*Problem description*:
For each line of the listing that holds "summary", show the full line.

*** Opening Records for this exercise ***

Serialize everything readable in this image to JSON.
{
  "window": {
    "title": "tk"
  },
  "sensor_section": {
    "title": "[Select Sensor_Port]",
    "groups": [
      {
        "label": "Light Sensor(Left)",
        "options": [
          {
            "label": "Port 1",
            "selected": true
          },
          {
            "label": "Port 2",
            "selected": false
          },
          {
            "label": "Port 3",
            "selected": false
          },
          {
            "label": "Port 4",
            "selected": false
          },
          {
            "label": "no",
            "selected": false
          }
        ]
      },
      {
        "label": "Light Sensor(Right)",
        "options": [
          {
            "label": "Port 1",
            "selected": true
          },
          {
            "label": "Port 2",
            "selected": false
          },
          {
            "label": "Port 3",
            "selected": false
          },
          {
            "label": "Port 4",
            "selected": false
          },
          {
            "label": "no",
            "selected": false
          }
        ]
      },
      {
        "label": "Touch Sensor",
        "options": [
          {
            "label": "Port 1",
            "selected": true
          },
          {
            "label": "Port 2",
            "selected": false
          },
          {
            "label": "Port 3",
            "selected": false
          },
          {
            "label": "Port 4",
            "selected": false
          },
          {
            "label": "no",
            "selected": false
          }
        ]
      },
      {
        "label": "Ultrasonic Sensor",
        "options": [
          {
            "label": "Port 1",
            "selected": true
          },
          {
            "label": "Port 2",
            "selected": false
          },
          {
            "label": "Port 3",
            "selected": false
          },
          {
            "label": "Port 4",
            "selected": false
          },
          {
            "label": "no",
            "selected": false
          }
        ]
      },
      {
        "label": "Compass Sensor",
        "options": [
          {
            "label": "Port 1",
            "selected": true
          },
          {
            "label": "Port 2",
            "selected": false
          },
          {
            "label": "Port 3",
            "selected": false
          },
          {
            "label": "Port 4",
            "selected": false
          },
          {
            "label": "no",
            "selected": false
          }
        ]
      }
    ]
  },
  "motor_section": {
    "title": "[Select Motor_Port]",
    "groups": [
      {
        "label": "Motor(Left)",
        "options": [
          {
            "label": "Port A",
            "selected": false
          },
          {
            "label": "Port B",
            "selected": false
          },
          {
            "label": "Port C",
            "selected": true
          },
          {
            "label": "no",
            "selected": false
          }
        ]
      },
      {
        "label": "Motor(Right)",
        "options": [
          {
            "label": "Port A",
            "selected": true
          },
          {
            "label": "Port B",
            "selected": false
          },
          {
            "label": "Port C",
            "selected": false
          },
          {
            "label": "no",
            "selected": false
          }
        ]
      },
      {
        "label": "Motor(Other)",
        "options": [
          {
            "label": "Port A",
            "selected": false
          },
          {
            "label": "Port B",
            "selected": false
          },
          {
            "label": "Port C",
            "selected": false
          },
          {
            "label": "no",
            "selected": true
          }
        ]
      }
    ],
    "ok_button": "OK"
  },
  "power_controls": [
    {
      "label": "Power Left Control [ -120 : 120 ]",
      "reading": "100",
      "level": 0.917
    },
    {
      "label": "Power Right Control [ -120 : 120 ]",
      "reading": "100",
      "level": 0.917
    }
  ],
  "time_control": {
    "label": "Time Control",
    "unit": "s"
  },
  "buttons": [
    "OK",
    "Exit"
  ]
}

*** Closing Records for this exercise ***
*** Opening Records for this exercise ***

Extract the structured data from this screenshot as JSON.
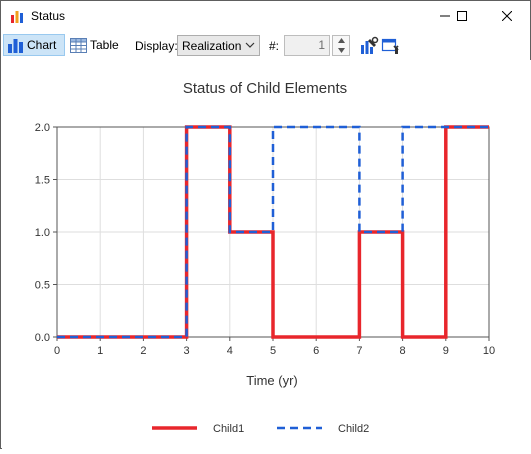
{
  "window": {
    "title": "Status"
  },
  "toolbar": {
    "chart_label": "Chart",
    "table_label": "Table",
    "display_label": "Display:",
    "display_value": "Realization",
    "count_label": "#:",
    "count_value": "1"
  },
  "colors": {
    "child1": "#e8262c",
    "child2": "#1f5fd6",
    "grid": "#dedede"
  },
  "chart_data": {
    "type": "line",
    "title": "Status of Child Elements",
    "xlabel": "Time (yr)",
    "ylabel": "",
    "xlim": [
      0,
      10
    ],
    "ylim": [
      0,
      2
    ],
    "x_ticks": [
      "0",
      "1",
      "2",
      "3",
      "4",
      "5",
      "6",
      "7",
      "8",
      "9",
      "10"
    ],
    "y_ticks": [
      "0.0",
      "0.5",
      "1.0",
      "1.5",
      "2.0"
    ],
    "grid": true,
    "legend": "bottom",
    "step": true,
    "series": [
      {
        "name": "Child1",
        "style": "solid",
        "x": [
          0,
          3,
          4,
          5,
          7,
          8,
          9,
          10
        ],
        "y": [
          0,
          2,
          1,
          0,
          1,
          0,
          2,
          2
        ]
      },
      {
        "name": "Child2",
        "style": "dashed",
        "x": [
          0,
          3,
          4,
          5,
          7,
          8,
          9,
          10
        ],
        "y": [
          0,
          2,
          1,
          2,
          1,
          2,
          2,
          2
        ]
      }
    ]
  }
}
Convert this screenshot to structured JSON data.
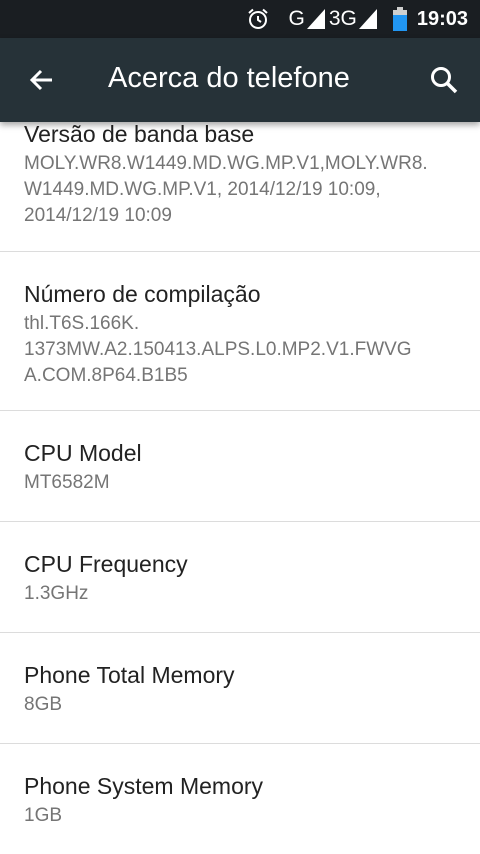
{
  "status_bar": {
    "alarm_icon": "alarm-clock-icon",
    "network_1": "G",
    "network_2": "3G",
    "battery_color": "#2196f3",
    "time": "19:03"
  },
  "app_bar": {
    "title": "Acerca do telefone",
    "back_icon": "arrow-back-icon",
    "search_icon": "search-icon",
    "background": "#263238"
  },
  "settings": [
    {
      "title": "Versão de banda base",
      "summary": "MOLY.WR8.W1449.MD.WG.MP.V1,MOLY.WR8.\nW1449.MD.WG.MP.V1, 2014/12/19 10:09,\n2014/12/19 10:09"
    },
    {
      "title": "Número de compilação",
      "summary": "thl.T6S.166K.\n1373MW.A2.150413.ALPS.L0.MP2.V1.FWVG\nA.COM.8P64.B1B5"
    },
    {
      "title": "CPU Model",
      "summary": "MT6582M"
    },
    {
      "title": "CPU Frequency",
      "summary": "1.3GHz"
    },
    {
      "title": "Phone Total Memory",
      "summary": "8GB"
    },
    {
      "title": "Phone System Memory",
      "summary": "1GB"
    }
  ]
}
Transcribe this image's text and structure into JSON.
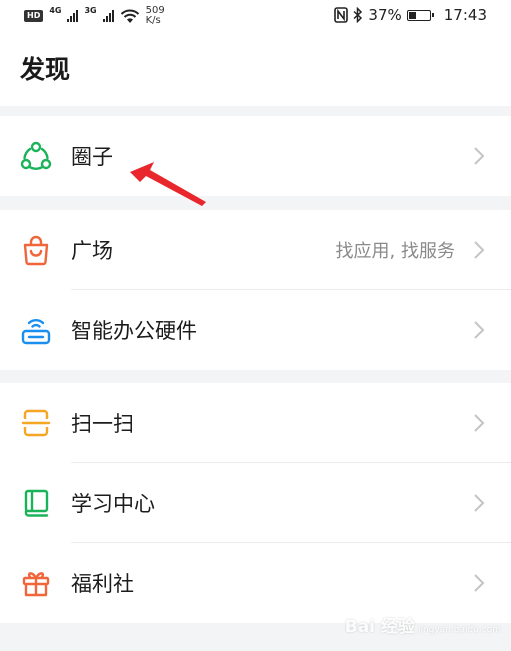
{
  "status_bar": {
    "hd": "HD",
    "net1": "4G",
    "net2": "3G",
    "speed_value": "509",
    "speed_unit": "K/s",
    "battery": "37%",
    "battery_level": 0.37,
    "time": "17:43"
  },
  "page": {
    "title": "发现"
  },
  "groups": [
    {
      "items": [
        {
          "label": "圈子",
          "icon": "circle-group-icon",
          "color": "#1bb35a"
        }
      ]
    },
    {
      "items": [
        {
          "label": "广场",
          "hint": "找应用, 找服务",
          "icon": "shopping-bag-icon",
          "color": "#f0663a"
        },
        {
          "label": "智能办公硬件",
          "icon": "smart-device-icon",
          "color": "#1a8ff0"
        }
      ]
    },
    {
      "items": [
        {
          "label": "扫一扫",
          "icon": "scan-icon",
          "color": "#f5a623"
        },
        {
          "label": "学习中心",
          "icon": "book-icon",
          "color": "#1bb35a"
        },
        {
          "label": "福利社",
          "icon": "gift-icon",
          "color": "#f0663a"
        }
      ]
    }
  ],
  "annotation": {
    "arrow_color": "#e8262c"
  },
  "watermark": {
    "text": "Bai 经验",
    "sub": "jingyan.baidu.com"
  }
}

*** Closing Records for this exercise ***

*Your response*:
      "summary": "MOLY.WR8.W1449.MD.WG.MP.V1,MOLY.WR8.\nW1449.MD.WG.MP.V1, 2014/12/19 10:09,\n2014/12/19 10:09"
      "summary": "thl.T6S.166K.\n1373MW.A2.150413.ALPS.L0.MP2.V1.FWVG\nA.COM.8P64.B1B5"
      "summary": "MT6582M"
      "summary": "1.3GHz"
      "summary": "8GB"
      "summary": "1GB"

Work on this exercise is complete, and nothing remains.